Giving birth to your baby may signify the end of your pregnancy, but it also marks a time of change and recovery for new mothers. Your body will need to recover from your pregnancy as well as the physical exertion of labor and delivery. You will also experience a plethora of emotions during this time. This is normal. Allow yourself to rest as much as possible, ensure you are nourishing your body, and accept help from family members or close friends as you adjust to your new addition. Rock Hill GYN & OB in Rock Hill and Fort Mill, SC, is dedicated to educating new mothers on what to expect during their postpartum care journey.
Focus on Healing & Bonding
For the first 6 to 8 weeks of the postpartum period, you should be focused on allowing your body to heal while bonding with your new baby. Even if you experienced the easiest delivery possible, your body needs an opportunity to mend. For a vaginal delivery you will feel soreness in your perineum and will bleed for several days after giving birth. The bleeding will subside, but you may still experience vaginal discharge called lochia for up to 6 weeks. Heavy bleeding that does not subside is called postpartum hemorrhage and it is life-threatening, so contact us immediately if you experience this. Women who had a cesarean section will require at least 8 weeks for their incision to heal. You will also be limited on certain physical activity. Follow all of the instructions from your healthcare provider to ensure a smooth recovery process.
Rest is Imperative
After your baby is born, you will not be able to get the same amount of quality sleep you were used to. Although your newborn will sleep a lot, they will also need to be fed every 2 to 3 hours and their sleep schedule will be highly unpredictable for a while.
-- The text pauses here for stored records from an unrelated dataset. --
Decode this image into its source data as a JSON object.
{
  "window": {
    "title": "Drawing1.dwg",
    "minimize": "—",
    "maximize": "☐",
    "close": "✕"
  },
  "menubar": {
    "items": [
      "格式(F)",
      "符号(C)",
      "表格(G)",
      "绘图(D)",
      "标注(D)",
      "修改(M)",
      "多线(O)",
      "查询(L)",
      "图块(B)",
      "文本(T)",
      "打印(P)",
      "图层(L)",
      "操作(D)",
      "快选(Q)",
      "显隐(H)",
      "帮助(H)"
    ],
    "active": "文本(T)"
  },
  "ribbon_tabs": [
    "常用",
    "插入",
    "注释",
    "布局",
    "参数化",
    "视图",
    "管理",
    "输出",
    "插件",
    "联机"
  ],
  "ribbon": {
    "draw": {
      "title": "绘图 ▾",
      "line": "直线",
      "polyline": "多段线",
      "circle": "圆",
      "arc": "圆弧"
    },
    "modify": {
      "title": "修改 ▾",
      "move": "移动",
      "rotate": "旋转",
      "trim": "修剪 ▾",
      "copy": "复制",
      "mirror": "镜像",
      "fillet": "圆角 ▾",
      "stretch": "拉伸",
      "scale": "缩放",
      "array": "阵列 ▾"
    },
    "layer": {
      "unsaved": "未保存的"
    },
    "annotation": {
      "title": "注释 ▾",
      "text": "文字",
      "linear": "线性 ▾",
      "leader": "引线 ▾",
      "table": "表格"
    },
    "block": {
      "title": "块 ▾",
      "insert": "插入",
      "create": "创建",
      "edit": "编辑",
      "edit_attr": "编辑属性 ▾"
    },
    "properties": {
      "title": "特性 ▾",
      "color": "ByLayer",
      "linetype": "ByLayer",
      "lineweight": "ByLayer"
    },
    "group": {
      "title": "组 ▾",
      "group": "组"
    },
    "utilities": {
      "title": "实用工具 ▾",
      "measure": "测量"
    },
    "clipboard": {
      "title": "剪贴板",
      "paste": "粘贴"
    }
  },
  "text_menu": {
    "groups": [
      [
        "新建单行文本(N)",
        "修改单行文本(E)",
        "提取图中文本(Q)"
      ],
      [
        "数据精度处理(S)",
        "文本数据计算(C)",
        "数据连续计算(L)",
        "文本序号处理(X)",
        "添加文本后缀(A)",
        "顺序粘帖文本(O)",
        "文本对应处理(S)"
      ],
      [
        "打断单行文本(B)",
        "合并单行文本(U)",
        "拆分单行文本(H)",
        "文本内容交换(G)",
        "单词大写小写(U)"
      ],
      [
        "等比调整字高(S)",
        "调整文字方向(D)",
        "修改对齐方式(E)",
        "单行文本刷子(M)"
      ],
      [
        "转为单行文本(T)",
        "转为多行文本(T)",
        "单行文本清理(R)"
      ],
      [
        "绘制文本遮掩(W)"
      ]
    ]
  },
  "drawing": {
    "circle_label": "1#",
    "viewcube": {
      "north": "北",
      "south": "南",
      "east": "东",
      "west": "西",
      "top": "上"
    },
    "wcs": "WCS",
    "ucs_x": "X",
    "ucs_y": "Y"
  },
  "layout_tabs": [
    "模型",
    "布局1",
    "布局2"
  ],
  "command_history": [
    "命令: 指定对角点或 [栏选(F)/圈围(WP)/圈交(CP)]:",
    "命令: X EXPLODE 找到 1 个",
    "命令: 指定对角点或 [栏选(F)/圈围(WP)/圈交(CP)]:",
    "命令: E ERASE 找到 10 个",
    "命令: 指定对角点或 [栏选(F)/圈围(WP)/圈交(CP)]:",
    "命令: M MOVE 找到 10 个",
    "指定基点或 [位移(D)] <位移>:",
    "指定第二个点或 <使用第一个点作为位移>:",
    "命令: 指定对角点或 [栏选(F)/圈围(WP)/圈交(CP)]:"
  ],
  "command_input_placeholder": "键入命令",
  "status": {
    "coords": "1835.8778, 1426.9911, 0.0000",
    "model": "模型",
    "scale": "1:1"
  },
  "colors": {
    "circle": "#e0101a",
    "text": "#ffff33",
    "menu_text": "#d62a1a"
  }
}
While it may seem like simple advice, try to sleep when your baby sleeps. Even just closing your eyes for 20 minutes may allow you to recharge a bit before your baby is awake and needs to be changed, fed, or simply comforted. Additionally, let your partner, other family members, or friends take on household chores. Make sure you are eating nutritious meals filled with whole grains, fruits, vegetables, and lean proteins. Drink ample water to stay hydrated. If you are breastfeeding, you will need to increase your calories and water intake so you can continue to nourish your body as well as your milk supply.
The Postpartum Checkup
This medical checkup usually occurs 6 to 8 weeks after giving birth. Even if you are feeling good and you had a delivery and pregnancy free of complications, you still want to schedule this appointment. It is an important component of your postpartum care and could prevent certain complications that can arise after giving birth. You may need to be seen sooner if you had a cesarean section or experienced other complications.
This visit is to ensure your body has healed from the delivery experience. We will check your weight and blood pressure, as well as perform a physical exam and pelvic exam. If everything is healing as it should, you will be cleared for physical activity including vaginal intercourse.
At this time, you may want to discuss your birth control options. Becoming pregnant too soon after giving birth can have a negative impact on physical health, so preventing pregnancy for at least 18 months is ideal. Be open about the emotions you have been experiencing. If you have postpartum depression, we can connect you to the help that you need.
Schedule Your Appointment
Turn to Rock Hill GYN & OB to guide you throughout your pregnancy journey including postpartum care. Contact us to schedule an appointment.